YOUR GOAL
The answer must consist of every line from the entries below that contains the word "page".

------ MATERIAL TO PROCESS ------

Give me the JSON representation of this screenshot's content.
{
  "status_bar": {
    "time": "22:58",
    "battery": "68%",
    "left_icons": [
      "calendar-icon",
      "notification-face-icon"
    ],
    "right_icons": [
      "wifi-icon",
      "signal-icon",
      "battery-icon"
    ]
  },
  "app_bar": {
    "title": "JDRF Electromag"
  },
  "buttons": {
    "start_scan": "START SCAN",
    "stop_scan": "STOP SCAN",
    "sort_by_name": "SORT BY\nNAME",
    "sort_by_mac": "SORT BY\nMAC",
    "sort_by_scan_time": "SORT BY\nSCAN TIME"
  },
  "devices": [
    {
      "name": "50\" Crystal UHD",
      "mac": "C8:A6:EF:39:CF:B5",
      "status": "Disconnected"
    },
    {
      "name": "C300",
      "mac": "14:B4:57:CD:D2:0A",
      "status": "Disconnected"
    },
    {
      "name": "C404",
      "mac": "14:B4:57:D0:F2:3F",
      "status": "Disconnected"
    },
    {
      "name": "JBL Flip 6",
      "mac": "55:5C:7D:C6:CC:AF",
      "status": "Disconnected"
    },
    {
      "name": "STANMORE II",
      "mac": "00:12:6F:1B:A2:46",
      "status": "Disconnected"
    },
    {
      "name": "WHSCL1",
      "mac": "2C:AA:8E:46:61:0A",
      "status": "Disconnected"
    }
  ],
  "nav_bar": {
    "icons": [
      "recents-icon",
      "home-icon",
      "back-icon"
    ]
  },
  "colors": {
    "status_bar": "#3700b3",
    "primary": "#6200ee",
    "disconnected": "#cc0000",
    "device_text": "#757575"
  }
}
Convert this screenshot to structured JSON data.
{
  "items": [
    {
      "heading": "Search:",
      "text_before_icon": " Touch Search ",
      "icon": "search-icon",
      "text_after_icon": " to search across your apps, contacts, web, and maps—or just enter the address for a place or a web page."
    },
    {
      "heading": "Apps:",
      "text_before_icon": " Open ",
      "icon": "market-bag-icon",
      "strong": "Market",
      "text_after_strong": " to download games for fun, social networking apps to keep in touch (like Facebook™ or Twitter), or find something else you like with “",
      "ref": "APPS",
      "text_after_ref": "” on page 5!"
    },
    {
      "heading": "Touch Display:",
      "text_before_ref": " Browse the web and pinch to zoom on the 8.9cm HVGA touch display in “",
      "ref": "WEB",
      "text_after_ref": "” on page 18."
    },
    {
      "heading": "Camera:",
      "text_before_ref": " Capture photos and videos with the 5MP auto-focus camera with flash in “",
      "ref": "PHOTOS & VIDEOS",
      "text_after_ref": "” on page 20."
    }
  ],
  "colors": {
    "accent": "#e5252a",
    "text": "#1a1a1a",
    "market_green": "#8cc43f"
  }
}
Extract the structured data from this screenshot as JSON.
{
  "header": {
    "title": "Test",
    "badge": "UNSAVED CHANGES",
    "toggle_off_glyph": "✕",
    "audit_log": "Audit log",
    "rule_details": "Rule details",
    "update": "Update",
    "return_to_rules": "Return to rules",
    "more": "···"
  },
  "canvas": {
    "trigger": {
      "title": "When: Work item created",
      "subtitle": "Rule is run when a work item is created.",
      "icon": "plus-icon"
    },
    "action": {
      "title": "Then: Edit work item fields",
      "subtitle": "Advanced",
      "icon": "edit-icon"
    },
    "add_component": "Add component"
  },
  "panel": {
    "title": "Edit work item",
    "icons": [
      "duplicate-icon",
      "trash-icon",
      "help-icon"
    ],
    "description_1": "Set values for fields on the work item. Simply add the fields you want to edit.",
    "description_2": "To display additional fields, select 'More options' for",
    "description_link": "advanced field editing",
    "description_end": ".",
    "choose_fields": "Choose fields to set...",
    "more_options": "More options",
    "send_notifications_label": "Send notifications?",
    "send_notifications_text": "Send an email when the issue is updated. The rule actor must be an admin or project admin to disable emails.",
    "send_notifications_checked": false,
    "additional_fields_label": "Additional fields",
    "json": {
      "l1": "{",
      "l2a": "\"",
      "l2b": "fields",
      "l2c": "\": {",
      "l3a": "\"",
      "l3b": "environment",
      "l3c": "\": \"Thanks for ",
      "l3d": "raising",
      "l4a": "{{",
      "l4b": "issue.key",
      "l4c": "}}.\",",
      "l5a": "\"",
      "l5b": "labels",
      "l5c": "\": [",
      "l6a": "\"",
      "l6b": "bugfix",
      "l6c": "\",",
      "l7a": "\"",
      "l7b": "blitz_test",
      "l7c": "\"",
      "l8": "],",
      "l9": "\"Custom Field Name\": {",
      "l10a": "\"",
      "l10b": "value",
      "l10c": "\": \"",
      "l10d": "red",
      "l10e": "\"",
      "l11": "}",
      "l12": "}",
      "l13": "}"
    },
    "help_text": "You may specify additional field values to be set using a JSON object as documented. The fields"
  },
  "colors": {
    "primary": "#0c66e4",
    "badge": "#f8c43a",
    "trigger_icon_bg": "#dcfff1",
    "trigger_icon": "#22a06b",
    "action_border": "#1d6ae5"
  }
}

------

YOUR RESPONSE
      "text_after_icon": " to search across your apps, contacts, web, and maps—or just enter the address for a place or a web page."
      "text_after_ref": "” on page 5!"
      "text_after_ref": "” on page 18."
      "text_after_ref": "” on page 20."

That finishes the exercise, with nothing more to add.